The exhibition is informative, captivating and it presents an insightful overview of an overlooked aspect of Nazism.  Students will feel fascinated by the objects on display, their history, and their meaning. What kind of propaganda messages can they spot in the children's comic books? What is the overall feeling conveyed by the exhibition? What are the differences and similarities between the textbooks from the Third Reich and their modern counterparts? Many questions may arise upon a visit to the “Nazipropaganda voor de jeugd, 1933-1945” exhibition and all of them are worth answering in the history classroom.  

Upon visiting the “Nazipropaganda voor de jeugd, 1933-1945,” you might want to explore further the theme of propaganda with your students. On Historiana, you will find a variety of original quality content focussing on this topic, including learning activities such as How does propaganda work? and Everyday inclusion and exclusion in Nazi society.

 

Sources
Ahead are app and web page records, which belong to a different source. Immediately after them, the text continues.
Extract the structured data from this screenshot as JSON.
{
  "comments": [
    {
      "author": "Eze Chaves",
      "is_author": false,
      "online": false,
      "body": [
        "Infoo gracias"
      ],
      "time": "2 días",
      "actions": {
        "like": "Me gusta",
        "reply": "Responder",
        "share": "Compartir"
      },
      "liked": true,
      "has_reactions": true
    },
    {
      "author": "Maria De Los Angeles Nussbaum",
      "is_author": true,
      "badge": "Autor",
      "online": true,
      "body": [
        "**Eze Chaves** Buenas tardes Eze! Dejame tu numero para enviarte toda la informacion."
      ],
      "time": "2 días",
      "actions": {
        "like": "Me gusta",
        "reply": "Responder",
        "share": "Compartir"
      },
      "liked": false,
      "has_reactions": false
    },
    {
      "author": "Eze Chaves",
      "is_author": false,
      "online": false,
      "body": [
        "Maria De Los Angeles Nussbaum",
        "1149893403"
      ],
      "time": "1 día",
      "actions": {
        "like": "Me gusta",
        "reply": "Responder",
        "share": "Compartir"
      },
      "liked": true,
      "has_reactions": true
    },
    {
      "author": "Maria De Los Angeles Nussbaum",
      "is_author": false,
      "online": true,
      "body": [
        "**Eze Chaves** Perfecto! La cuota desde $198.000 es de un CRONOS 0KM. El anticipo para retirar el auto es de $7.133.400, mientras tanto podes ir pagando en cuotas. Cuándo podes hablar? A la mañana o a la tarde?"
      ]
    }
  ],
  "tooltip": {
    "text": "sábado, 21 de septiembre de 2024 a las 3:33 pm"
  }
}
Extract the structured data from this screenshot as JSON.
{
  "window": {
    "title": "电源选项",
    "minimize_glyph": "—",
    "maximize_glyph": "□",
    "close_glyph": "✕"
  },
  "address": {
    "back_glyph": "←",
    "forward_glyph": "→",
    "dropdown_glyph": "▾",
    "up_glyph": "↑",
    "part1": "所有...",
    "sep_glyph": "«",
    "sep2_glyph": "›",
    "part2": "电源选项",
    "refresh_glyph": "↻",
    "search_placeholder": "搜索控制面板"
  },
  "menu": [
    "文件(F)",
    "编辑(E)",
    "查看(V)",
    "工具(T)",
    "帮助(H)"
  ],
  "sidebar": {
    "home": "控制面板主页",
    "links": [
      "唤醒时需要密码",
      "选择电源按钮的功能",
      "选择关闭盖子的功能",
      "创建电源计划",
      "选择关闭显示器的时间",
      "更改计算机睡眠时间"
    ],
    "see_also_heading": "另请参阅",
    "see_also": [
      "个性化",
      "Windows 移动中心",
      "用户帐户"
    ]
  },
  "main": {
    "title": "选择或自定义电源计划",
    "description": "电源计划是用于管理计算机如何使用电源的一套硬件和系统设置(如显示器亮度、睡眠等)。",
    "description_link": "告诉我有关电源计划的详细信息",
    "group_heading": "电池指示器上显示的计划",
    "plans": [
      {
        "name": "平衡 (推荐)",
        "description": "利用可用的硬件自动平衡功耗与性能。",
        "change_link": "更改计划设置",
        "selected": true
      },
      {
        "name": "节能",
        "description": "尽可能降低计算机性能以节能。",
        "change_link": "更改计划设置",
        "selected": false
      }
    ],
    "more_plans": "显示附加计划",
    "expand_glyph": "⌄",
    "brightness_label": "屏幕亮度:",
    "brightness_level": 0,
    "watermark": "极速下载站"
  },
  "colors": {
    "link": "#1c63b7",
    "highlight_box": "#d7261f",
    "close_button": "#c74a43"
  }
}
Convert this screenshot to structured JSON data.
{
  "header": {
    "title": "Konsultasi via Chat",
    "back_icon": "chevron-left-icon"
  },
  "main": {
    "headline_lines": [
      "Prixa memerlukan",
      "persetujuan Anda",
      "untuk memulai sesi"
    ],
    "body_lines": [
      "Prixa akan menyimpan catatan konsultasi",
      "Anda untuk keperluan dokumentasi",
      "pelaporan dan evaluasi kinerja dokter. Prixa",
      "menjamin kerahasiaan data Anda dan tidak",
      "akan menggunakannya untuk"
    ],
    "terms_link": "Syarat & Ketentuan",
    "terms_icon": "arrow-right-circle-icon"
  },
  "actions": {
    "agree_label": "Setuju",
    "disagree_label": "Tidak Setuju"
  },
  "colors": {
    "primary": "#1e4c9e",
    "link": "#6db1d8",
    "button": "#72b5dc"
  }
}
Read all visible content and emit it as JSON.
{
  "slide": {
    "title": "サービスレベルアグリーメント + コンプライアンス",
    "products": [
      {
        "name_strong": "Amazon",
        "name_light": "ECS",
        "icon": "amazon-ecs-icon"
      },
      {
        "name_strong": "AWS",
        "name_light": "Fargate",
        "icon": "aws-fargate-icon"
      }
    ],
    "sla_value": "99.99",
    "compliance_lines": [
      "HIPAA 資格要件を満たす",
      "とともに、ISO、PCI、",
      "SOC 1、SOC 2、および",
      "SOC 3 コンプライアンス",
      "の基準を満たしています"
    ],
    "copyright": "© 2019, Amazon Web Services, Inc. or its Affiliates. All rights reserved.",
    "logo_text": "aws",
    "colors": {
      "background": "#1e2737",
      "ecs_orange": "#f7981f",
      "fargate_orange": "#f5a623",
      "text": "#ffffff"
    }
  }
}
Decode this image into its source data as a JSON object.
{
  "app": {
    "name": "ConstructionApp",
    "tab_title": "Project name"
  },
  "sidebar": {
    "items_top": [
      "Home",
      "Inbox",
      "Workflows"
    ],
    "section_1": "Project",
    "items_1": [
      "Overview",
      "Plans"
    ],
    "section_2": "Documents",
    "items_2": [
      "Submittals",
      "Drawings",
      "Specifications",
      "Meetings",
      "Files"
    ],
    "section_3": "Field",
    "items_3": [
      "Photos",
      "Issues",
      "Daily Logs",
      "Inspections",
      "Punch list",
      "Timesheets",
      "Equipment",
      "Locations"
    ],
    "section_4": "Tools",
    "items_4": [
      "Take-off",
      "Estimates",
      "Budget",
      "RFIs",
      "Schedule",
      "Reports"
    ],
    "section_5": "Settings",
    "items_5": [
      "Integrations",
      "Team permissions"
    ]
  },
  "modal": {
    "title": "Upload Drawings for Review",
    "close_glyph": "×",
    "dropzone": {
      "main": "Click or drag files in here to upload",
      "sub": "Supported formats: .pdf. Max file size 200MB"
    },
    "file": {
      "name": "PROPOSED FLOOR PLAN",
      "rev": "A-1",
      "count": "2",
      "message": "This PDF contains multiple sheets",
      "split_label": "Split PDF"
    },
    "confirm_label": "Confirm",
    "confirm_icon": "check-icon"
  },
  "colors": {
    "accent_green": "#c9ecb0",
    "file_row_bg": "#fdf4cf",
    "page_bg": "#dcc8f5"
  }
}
Main image - STUDIO&lotte “Nazi propaganda voor de Jeugd 1933-1945” (2021). Photograph by Studio Indruk. 

“Wehr Schach” from Schulmuseum Collection , Bremen.  Photograph by Jozef Rutte - Wehrschach was a military board game, based on the rules of chess. The German army introduced this board game in 1938. The underlying aim of Wehrschach was to develop tactical and strategic insight in boys. 

“Soldiers marching with children” from the Gerard Groeneveld Collection- Soldiers became part of daily street life after 1933. Whenever a military exercise took place on the outskirts of the town or village, German boys would stand on the sideline watching curiously. The soldiers were ordered by higher military authorities to involve them in the exercises, rather than send them away. 

“Sleeping beauty tale” from Forschungsstelle Historische Bildmedien Collection, Universität Würzburg - This wall chart from 1936 depicts a Nazified version of the well-known fairy tale of Sleeping Beauty. At first sight, it seems as if the classic story is being told. The prince, however, does not kiss Sleeping Beauty awake, but wakes her up with the Hitler salute: "Sieg Heil!" The manual for this wall chart states that this fairy tale represents the "national powerlessness and national awakening" of the German people. 

“School book propaganda” Das Jahr voller Freude (1934) from the Gerard Groeneveld Collection – Textbook for primary reading education.  In this image Hitler is depicted as a smiling children's friend.

 

Written by Giulia Boschini, project management trainee at EuroClio from April 2021. She assists with the development of Historiana, and she is also involved in Europeana’s related projects.